by Arielle Greenberg
When out of the city, shoot at the country sun out the window of a Ford.
Return to the city, having killed a man.
More cigarette smoke in the face. Or less. Equal number of harbors at night. More carburetors.
Check your thumbed-mouth gesture in every mirror.
Have recreational sex. Sleep around. Talk openly about sleeping around.
Repeatedly ask for the definitions of the French slang and idioms. Note how all the figures of speech center around violence.
Tell her you hate the city; tell her you’re sick of the city.
When a stranger dies on the black & white street, nudge him with your shoe.
Mostly, lie around the tiny apartment decorated with cheap posters of Picasso and don’t go out.
Glide down the Champs all mirror-lit, the globe streetlamps aglow mysterious and at once.
Find a famous puffy novelist and shout press conference questions at him about the soul.

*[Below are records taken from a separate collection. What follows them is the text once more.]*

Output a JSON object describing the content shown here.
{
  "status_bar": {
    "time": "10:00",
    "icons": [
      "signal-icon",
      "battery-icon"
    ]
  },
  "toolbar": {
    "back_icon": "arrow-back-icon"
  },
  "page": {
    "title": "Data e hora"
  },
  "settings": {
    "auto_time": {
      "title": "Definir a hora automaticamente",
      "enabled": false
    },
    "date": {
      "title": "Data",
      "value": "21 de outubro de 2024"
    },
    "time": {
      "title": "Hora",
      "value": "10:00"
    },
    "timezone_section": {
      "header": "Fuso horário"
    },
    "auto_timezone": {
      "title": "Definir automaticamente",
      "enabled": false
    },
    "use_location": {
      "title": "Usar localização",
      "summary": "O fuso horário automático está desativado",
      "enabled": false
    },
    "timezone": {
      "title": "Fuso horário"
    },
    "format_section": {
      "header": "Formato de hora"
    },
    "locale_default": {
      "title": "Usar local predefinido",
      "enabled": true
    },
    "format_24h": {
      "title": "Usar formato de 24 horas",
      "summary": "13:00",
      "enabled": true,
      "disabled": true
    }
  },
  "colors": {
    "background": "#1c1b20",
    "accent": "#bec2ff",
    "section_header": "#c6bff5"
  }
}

When shot at by the cops, jazz clarinet the melodrama down the street as far as you can go. Be followed by a girl in white pumps.

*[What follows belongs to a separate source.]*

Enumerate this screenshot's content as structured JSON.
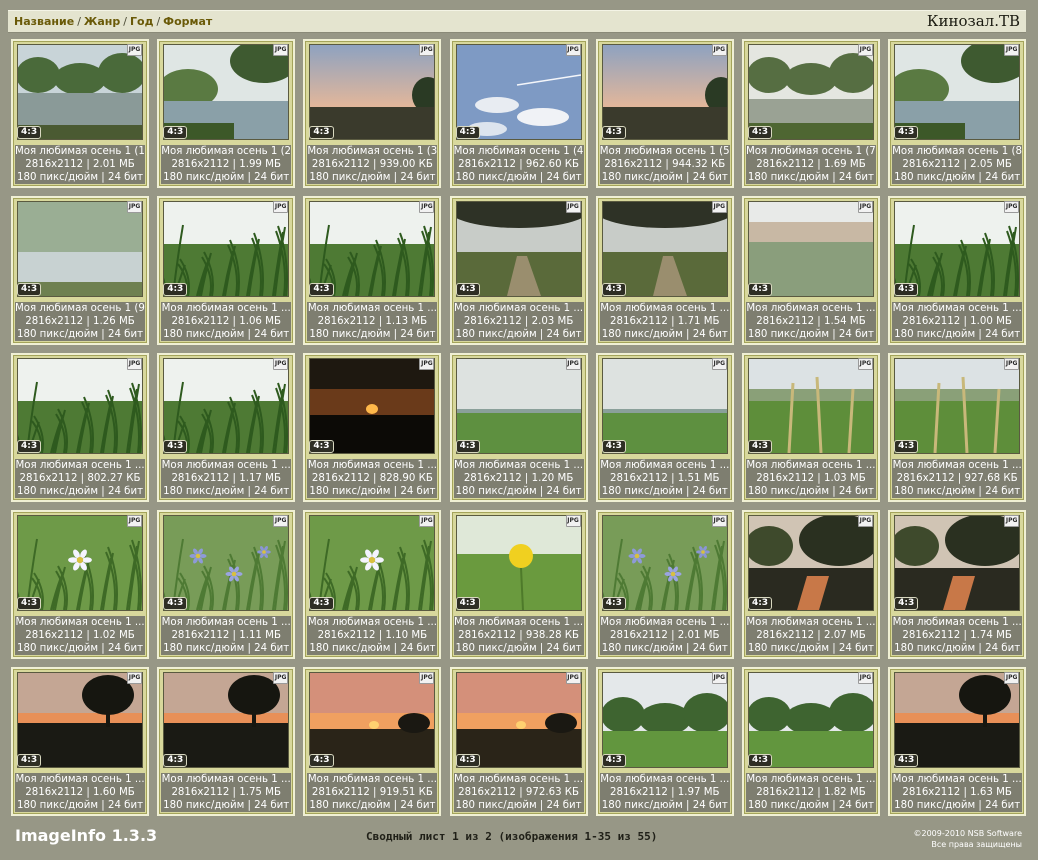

Go see a Western.
You want to be an action mystery thriller, but don’t stop talking about fear and Faulkner and fucking. Don’t answer any of your lover’s direct questions.

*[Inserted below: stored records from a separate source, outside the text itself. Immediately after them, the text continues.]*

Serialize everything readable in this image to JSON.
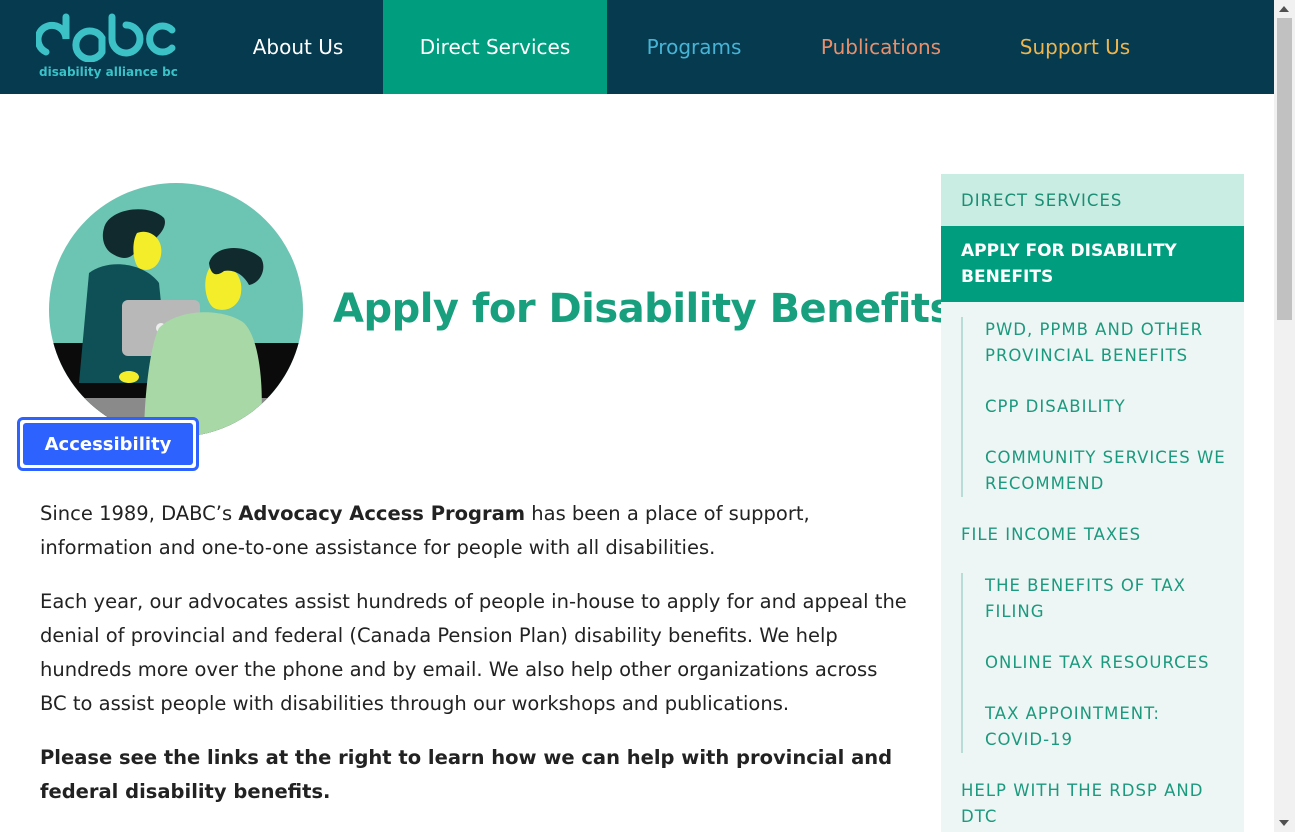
{
  "header": {
    "logo_text": "dabc",
    "logo_subtext": "disability alliance bc",
    "nav": [
      {
        "label": "About Us"
      },
      {
        "label": "Direct Services"
      },
      {
        "label": "Programs"
      },
      {
        "label": "Publications"
      },
      {
        "label": "Support Us"
      }
    ],
    "active_nav": "Direct Services"
  },
  "hero": {
    "title": "Apply for Disability Benefits"
  },
  "accessibility_button": {
    "label": "Accessibility"
  },
  "content": {
    "p1_before": "Since 1989, DABC’s ",
    "p1_bold": "Advocacy Access Program",
    "p1_after": " has been a place of support, information and one-to-one assistance for people with all disabilities.",
    "p2": "Each year, our advocates assist hundreds of people in-house to apply for and appeal the denial of provincial and federal (Canada Pension Plan) disability benefits. We help hundreds more over the phone and by email. We also help other organizations across BC to assist people with disabilities through our workshops and publications.",
    "p3": "Please see the links at the right to learn how we can help with provincial and federal disability benefits."
  },
  "sidebar": {
    "heading": "DIRECT SERVICES",
    "active": "APPLY FOR DISABILITY BENEFITS",
    "sub1": [
      "PWD, PPMB AND OTHER PROVINCIAL BENEFITS",
      "CPP DISABILITY",
      "COMMUNITY SERVICES WE RECOMMEND"
    ],
    "item2": "FILE INCOME TAXES",
    "sub2": [
      "THE BENEFITS OF TAX FILING",
      "ONLINE TAX RESOURCES",
      "TAX APPOINTMENT: COVID-19"
    ],
    "item3": "HELP WITH THE RDSP AND DTC"
  },
  "colors": {
    "header_bg": "#053a4f",
    "accent_green": "#009d7e",
    "title_green": "#18a07e",
    "programs_blue": "#47b4d6",
    "publications_orange": "#ea8f6b",
    "support_gold": "#efb54d",
    "accessibility_blue": "#2d62ff"
  }
}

Look in the mirror again instead.
Arielle Greenberg is the Resident Poet at Bright Wall/Dark Room. She is the co-author of Home/Birth: A Poemic; author of My Kafka Century and Given; and co-editor of three anthologies, including Gurlesque. She lives in Maine and teaches in the community and in Oregon State University-Cascades' MFA; she is currently teaching a course in American cinema to insightful students at the Maine State Prison enrolled through the University of College at Rockland (hi, guys!). Arielle writes a regular column on contemporary poetics for the American Poetry Review.